#### [Task instructions]
Each and every line below goes into your answer unchanged, but leave out the images.

########################################

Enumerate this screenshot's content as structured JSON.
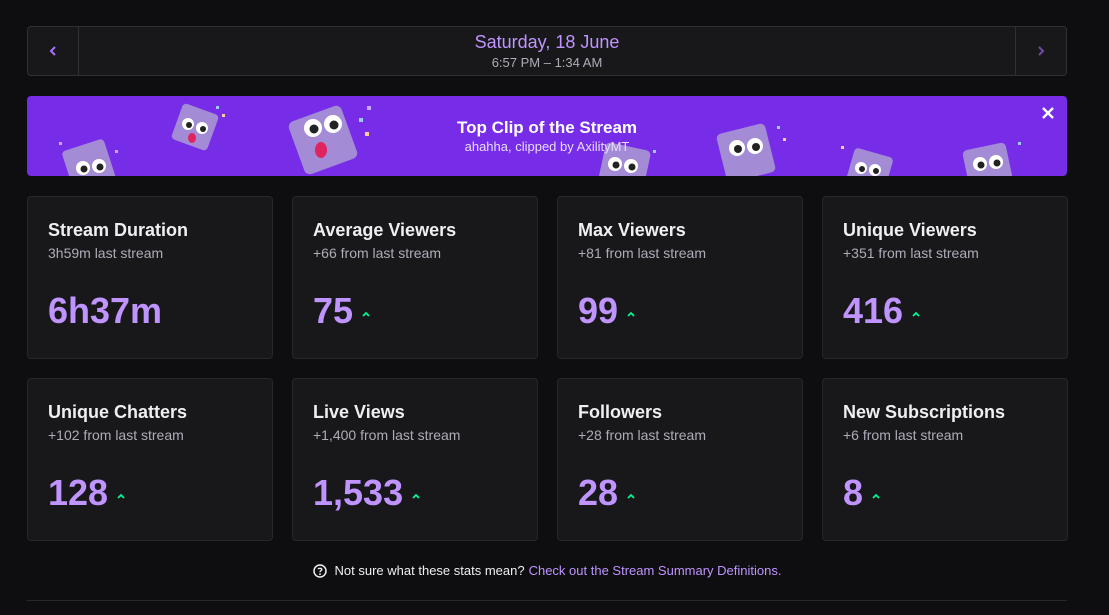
{
  "date_nav": {
    "prev_icon": "chevron-left-icon",
    "next_icon": "chevron-right-icon",
    "title": "Saturday, 18 June",
    "time_range": "6:57 PM – 1:34 AM"
  },
  "banner": {
    "title": "Top Clip of the Stream",
    "subtitle": "ahahha, clipped by AxilityMT",
    "close_icon": "close-icon",
    "background": "#772ce8"
  },
  "stats": [
    {
      "title": "Stream Duration",
      "sub": "3h59m last stream",
      "value": "6h37m",
      "trend": ""
    },
    {
      "title": "Average Viewers",
      "sub": "+66 from last stream",
      "value": "75",
      "trend": "up"
    },
    {
      "title": "Max Viewers",
      "sub": "+81 from last stream",
      "value": "99",
      "trend": "up"
    },
    {
      "title": "Unique Viewers",
      "sub": "+351 from last stream",
      "value": "416",
      "trend": "up"
    },
    {
      "title": "Unique Chatters",
      "sub": "+102 from last stream",
      "value": "128",
      "trend": "up"
    },
    {
      "title": "Live Views",
      "sub": "+1,400 from last stream",
      "value": "1,533",
      "trend": "up"
    },
    {
      "title": "Followers",
      "sub": "+28 from last stream",
      "value": "28",
      "trend": "up"
    },
    {
      "title": "New Subscriptions",
      "sub": "+6 from last stream",
      "value": "8",
      "trend": "up"
    }
  ],
  "help": {
    "icon": "question-circle-icon",
    "text": "Not sure what these stats mean?",
    "link": "Check out the Stream Summary Definitions."
  },
  "colors": {
    "accent": "#bf94ff",
    "trend_up": "#00f593",
    "card_bg": "#18181b",
    "page_bg": "#0e0e10"
  }
}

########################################

#### [Response]
Enumerate this screenshot's content as structured JSON.
{
  "date_nav": {
    "prev_icon": "chevron-left-icon",
    "next_icon": "chevron-right-icon",
    "title": "Saturday, 18 June",
    "time_range": "6:57 PM – 1:34 AM"
  },
  "banner": {
    "title": "Top Clip of the Stream",
    "subtitle": "ahahha, clipped by AxilityMT",
    "close_icon": "close-icon",
    "background": "#772ce8"
  },
  "stats": [
    {
      "title": "Stream Duration",
      "sub": "3h59m last stream",
      "value": "6h37m",
      "trend": ""
    },
    {
      "title": "Average Viewers",
      "sub": "+66 from last stream",
      "value": "75",
      "trend": "up"
    },
    {
      "title": "Max Viewers",
      "sub": "+81 from last stream",
      "value": "99",
      "trend": "up"
    },
    {
      "title": "Unique Viewers",
      "sub": "+351 from last stream",
      "value": "416",
      "trend": "up"
    },
    {
      "title": "Unique Chatters",
      "sub": "+102 from last stream",
      "value": "128",
      "trend": "up"
    },
    {
      "title": "Live Views",
      "sub": "+1,400 from last stream",
      "value": "1,533",
      "trend": "up"
    },
    {
      "title": "Followers",
      "sub": "+28 from last stream",
      "value": "28",
      "trend": "up"
    },
    {
      "title": "New Subscriptions",
      "sub": "+6 from last stream",
      "value": "8",
      "trend": "up"
    }
  ],
  "help": {
    "icon": "question-circle-icon",
    "text": "Not sure what these stats mean?",
    "link": "Check out the Stream Summary Definitions."
  },
  "colors": {
    "accent": "#bf94ff",
    "trend_up": "#00f593",
    "card_bg": "#18181b",
    "page_bg": "#0e0e10"
  }
}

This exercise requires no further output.